### [About this exercise]
A faithful, word-for-word copy of the records is required, and it must contain no pictures.

++++ Study material

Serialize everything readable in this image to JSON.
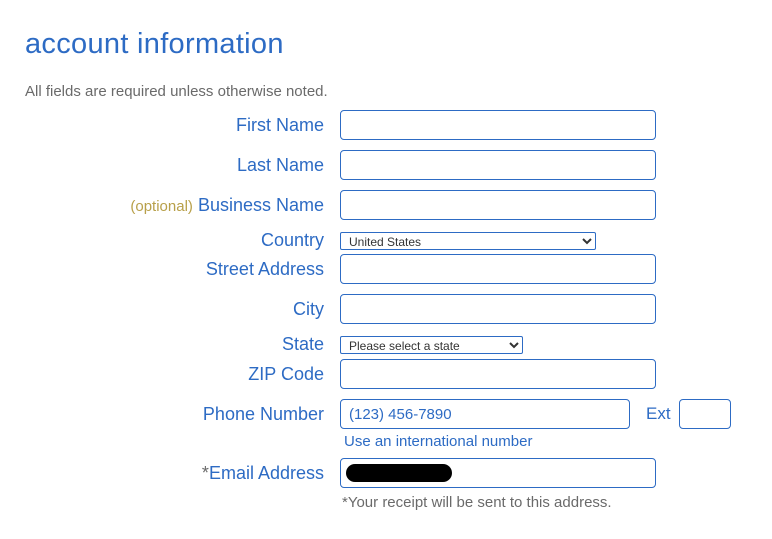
{
  "heading": "account information",
  "subheading": "All fields are required unless otherwise noted.",
  "labels": {
    "first_name": "First Name",
    "last_name": "Last Name",
    "optional": "(optional)",
    "business_name": "Business Name",
    "country": "Country",
    "street_address": "Street Address",
    "city": "City",
    "state": "State",
    "zip": "ZIP Code",
    "phone": "Phone Number",
    "ext": "Ext",
    "email_asterisk": "*",
    "email_address": "Email Address"
  },
  "values": {
    "country_selected": "United States",
    "state_selected": "Please select a state",
    "phone_placeholder": "(123) 456-7890",
    "email_value": ""
  },
  "helpers": {
    "intl_phone": "Use an international number",
    "email_note": "*Your receipt will be sent to this address."
  }
}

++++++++

### [Output of the task]
Serialize everything readable in this image to JSON.
{
  "heading": "account information",
  "subheading": "All fields are required unless otherwise noted.",
  "labels": {
    "first_name": "First Name",
    "last_name": "Last Name",
    "optional": "(optional)",
    "business_name": "Business Name",
    "country": "Country",
    "street_address": "Street Address",
    "city": "City",
    "state": "State",
    "zip": "ZIP Code",
    "phone": "Phone Number",
    "ext": "Ext",
    "email_asterisk": "*",
    "email_address": "Email Address"
  },
  "values": {
    "country_selected": "United States",
    "state_selected": "Please select a state",
    "phone_placeholder": "(123) 456-7890",
    "email_value": ""
  },
  "helpers": {
    "intl_phone": "Use an international number",
    "email_note": "*Your receipt will be sent to this address."
  }
}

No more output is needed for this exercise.